=== Task ===
Each entry should be written out again exactly, so that nothing is lost.
─── Records provided ───
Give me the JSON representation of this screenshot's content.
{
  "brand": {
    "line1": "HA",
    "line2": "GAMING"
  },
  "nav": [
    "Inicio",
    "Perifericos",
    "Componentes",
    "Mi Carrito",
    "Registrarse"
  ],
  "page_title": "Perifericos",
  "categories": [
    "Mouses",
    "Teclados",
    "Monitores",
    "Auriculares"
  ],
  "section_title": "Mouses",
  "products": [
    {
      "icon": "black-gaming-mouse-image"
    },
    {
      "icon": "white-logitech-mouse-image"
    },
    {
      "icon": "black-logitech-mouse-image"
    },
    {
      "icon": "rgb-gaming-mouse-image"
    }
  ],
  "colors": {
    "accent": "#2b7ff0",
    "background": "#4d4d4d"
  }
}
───
=== Response to the exercise ===
Give me the JSON representation of this screenshot's content.
{
  "brand": {
    "line1": "HA",
    "line2": "GAMING"
  },
  "nav": [
    "Inicio",
    "Perifericos",
    "Componentes",
    "Mi Carrito",
    "Registrarse"
  ],
  "page_title": "Perifericos",
  "categories": [
    "Mouses",
    "Teclados",
    "Monitores",
    "Auriculares"
  ],
  "section_title": "Mouses",
  "products": [
    {
      "icon": "black-gaming-mouse-image"
    },
    {
      "icon": "white-logitech-mouse-image"
    },
    {
      "icon": "black-logitech-mouse-image"
    },
    {
      "icon": "rgb-gaming-mouse-image"
    }
  ],
  "colors": {
    "accent": "#2b7ff0",
    "background": "#4d4d4d"
  }
}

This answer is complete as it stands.